In a series of occasional blog posts, participants in our Mellon Scholars Internship and Workshop programs will introduce themselves, discuss their experiences at the Library Company, and share their goals for pursuing careers in the field of early African American history. This program is generously funded by the Andrew W. Mellon Foundation.
The Mellon Scholars Program just completed its fourth year offering a month-long internship transforming students’ passions for African American history into potential careers. This year, the internship ran from June 5 to June 30. The program operates within the walls of the Library Company of Philadelphia with the support of the Mellon Foundation and LCP’s Program in African American History. My name is Dr. Michael Dickinson, and I work as the program’s coordinator along with program director Dr. Erica Armstrong Dunbar. Together we work to help familiarize interns with the process of archival research, expand their knowledge of African American history, and give them the tools required to pursue academic careers.
From the inception of the Mellon Scholars Program, we have had the privilege of working with talented students enthusiastic to learn, and this year was no exception.
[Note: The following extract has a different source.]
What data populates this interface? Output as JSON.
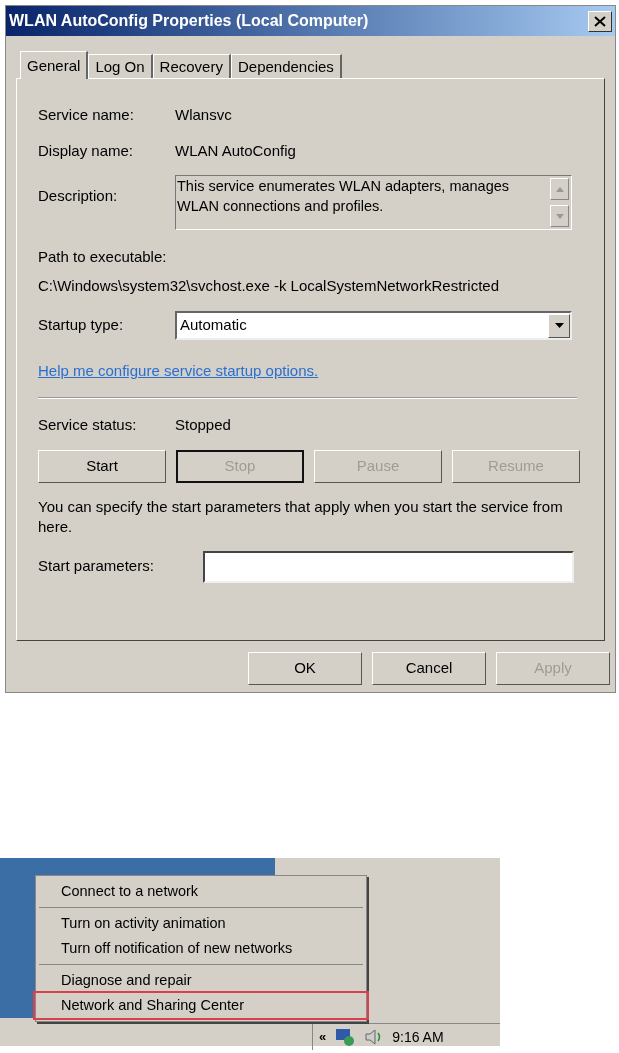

We had two interns join us this year: Abi Bernard and Ashley Council. Abi is an undergraduate student at Cornell University, while Ashley is a master’s student at Morgan State University. These two bright students embarked on an extensive intellectual journey throughout the month. A portion of their time spent at LCP was dedicated to a transcription project. Abi and Ashley transcribed minutes for the Colored Conventions Project (CCP), an initiative housed at the University of Delaware under the guidance of UD professor Dr. Gabrielle Foreman. The project seeks to uncover and utilize the records of conventions held by African American activists throughout the nineteenth century in order to reveal historical black discourses and networks of activism. In addition to the transcriptions, the interns also searched LCP collections to catalogue the minutes held by the Library Company. Lastly, Abi and Ashley worked to search, label, and contextualize a number of LCP images related to the Colored Conventions. While providing students with invaluable transcription and research skills, the tasks also exposed the interns to historical debates among black activists.
In addition to their work with CCP, the two interns devoted substantial effort into producing individual research projects germane to their personal interests. Abi, who was born in Haiti, entered the program desiring to learn more about early African American activism and the Haitian Revolution. Her project combined these two interests. Abi’s research topic examined how black activists in the urban North envisioned migration to Haiti in the nineteenth century. Ashley arrived with an interest in studying black women’s struggles to negotiate lived realities of sexual violence and oppression. Her work in the LCP archives revealed the understudied story of Alice Clifton, an enslaved woman in Philadelphia who suffered sexual exploitation and unspeakable horrors. Ashley’s project used Clifton’s story as a window into the racial and gendered burdens of enslavement and oppression. In pursuing the two topics, the interns each worked to produce a final paper suitable for use as a graduate school application writing sample. Moreover, their projects culminated in a formal colloquium held on the final day of the program where the students presented their research findings and received feedback from the audience. Both Abi and Ashley produced deeply impressive projects using the rich archival materials held at the Library Company. I would like to thank the staff, especially Clare Lowry, Connie King, Dr. Michael Barsanti, Charlene Knight, and all of the LCP staff for their help throughout the internship. But most importantly, I thank these wonderful Mellon Scholars for making me, Dr. Dunbar, and the Mellon Scholars Program so proud!